» **Records**:

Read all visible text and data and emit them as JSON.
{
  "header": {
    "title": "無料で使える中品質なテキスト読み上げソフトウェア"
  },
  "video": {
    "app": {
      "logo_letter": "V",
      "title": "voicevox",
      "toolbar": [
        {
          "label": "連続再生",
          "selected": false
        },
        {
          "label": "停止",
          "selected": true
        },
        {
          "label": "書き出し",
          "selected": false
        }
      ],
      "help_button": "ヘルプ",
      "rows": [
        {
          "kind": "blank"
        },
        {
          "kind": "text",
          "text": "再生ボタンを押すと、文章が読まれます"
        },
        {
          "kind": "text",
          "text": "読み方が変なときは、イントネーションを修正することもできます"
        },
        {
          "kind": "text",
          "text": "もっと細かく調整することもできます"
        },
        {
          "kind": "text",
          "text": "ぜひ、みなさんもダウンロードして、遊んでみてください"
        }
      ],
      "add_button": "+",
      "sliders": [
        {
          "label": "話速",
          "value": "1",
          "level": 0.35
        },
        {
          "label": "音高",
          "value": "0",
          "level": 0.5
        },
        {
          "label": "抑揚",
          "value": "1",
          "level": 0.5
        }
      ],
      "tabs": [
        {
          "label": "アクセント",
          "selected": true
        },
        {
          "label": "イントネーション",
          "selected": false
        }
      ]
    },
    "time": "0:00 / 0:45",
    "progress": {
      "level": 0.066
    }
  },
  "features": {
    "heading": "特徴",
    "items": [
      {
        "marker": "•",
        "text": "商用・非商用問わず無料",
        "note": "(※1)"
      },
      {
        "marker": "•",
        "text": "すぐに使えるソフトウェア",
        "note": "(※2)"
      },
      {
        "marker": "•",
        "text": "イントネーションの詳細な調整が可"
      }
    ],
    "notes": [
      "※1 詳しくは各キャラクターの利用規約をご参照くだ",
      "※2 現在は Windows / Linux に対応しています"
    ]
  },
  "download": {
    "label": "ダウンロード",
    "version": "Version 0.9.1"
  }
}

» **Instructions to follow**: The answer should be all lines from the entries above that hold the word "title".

» **Answer section**:
    "title": "無料で使える中品質なテキスト読み上げソフトウェア"
      "title": "voicevox",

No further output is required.